I am not a fan of the big bird. I don’t care for that oversized breast, find the legs too large and tough, and given a choice would rather roast some good, honest pork belly than turkey for Thanksgiving. But when in Rome…
In the 17 -odd years that I’ve lived in the United States, I’ve roasted my fair share of Thanksgiving turkeys. One year I opted to be different and did duck instead, two lovely teak-hued specimens stuffed with dried mangoes steeped in rum. They were delicious of course, but the next year, the sheer force of peer pressure had me hoisting the usual turkey into the oven.
Thanksgiving is my husband’s favorite holiday, so I do my best to deliver the goods. When we lived in Berkeley, walking distance to our beloved Berkeley Bowl, the planning for Thanksgiving dinner began at least two weeks in advance, beginning with the guest list. Since we do not have an immediate family in California, we tended to gather a motley crew of similarly orphaned colleagues, some newly rediscovered college pals, a foreigner or three.
Those first Thanksgiving feasts were a culinary triathlon: purchasing, cooking and cleaning. I learned quickly that when one was sufficiently energized by alcohol and an obsessive compulsive need to have the kitchen returned to its pre-cooking state of immaculate cleanliness, it was actually possible to prep, cook and clean within one 16 hour span. Since we never had the money for Black Friday sales, the day after tended to be low-key and fraught with leftovers.
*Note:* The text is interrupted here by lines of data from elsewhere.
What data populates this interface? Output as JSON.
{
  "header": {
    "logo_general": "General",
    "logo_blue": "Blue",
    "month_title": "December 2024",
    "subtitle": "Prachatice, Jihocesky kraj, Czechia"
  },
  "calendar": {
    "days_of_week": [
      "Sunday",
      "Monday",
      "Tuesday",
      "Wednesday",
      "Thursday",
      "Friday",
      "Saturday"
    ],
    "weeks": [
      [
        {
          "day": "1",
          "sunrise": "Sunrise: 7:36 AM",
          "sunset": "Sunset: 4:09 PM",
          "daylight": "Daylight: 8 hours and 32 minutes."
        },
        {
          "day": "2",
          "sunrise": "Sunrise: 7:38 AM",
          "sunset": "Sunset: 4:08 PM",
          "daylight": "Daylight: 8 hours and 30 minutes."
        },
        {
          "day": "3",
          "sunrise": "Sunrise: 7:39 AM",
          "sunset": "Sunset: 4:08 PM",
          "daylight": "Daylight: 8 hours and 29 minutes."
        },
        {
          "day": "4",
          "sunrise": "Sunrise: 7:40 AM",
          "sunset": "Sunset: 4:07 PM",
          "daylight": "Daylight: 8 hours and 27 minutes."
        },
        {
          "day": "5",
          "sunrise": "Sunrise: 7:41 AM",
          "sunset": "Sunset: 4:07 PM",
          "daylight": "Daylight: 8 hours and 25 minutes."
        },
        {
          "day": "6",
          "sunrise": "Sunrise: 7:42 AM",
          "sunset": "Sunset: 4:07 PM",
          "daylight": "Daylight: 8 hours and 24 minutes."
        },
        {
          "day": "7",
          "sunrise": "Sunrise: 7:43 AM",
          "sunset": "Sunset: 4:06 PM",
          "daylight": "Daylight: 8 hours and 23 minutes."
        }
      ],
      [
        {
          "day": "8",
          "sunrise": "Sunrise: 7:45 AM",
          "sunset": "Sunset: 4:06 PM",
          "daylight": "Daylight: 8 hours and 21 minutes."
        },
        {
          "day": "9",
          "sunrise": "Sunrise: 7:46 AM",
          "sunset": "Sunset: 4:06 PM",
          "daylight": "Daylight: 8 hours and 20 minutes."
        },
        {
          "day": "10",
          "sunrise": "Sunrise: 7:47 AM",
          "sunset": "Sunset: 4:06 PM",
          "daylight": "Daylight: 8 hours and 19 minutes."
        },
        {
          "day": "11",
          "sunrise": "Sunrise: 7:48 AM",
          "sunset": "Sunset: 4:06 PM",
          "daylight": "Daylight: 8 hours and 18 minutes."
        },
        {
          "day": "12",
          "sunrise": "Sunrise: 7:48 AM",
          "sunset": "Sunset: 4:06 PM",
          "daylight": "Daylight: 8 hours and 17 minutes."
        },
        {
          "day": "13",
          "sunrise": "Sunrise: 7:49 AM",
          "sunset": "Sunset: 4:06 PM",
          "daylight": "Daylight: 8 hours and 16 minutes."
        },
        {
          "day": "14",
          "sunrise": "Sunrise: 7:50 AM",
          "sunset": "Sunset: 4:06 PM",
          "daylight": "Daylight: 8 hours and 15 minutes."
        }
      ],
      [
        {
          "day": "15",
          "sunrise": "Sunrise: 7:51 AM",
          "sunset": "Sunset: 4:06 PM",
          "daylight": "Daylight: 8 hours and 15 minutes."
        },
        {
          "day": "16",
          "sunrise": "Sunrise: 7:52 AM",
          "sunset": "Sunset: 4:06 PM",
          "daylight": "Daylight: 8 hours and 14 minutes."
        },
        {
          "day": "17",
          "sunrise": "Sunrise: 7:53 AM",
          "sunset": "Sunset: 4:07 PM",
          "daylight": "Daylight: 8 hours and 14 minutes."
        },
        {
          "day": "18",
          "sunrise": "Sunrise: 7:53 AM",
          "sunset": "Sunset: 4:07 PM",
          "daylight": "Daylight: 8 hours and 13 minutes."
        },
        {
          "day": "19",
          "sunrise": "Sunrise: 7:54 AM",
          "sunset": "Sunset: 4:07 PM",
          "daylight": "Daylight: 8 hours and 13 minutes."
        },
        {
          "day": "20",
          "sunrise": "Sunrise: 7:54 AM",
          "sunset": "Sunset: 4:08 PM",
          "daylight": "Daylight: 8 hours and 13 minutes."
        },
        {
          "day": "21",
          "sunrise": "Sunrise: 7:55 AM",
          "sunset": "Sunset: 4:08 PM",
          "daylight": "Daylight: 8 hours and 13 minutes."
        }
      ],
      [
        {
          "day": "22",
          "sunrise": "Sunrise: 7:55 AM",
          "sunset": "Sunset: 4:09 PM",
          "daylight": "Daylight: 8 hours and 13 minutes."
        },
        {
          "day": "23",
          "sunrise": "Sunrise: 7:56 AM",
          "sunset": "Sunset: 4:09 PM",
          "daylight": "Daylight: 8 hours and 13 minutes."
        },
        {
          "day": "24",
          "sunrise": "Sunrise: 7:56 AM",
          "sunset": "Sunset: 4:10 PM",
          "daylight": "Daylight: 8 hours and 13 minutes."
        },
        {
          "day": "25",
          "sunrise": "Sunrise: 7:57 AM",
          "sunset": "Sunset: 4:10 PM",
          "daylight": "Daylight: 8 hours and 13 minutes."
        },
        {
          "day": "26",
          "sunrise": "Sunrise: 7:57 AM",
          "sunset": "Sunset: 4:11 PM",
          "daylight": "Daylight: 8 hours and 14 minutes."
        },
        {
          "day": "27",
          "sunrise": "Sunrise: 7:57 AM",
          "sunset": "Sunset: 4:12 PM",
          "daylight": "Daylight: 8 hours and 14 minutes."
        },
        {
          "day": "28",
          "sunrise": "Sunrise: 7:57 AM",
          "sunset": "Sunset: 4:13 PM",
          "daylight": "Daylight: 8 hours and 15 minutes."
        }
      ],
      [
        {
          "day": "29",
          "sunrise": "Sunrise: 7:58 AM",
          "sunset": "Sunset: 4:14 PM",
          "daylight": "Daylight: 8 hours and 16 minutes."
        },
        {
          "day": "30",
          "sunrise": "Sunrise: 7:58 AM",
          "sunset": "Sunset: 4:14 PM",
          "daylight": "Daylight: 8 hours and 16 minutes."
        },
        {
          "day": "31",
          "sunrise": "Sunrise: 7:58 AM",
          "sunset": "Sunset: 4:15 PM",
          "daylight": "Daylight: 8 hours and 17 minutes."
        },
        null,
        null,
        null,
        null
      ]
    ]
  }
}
And yet despite my earnestness, mistakes were made each year. One November I forgot to turn the oven off. The dozen-odd guests we hosted perspired through all 4 courses until I realized the oven was still blasting 350 degree heat from the kitchen. Another year a Spanish teacher visiting from Madrid insisted we all speak Spanish, until a Spanish graduate student from Berkeley (bless her heart) decreed that only English would be spoken at the table. A third year, I was a tad free-handed with salt and the resulting turkey drippings were worthy of the Dead Sea in their salinity. And last year, what I thought would be disastrous: a party crasher, turned into serendipity. The uninvited guest arrived with three large lobster tails. Not a bad opening act for the inimitable bird.
In spite of these unexpected twists, each time we managed to mount a fabulous dinner of bachanalian proportions. And because we never had relatives to entertain, each party ended drama free and alcohol drenched.
This year I began cooking three days ahead of time, for I have many things for which to be grateful. There is The Mango Bride, whose release date has been moved up a week for a release date on April 30. There is the second novel which is moving along nicely. There is Gloria Steinem, with whom I had the great good fortune to dine for an entire week in August. There is Hedgebrook, which offered both writing retreat and such eminent guests as Gloria Steinem. Finally there are my two most favorite people on earth: my husband John and daughter Sofia.
This year Sofia is helping cook Thanksgiving dinner. Last night we made a spicy cranberry chutney. This afternoon we baked cornbread for the sausage dressing. And this evening I concocted the mother of all turkey gravies: a base of roasted garlic, bacon wrapped turkey neck, and 24 hour chicken broth. Add fennel, butter, and a splash of tawnym Port and it approximates a gustatory come to Mama moment.
This year Big Bird just might have to play second fiddle to its glorious gravy. But that’s okay. After all, even good Joe Biden claimed his moment in the spotlight.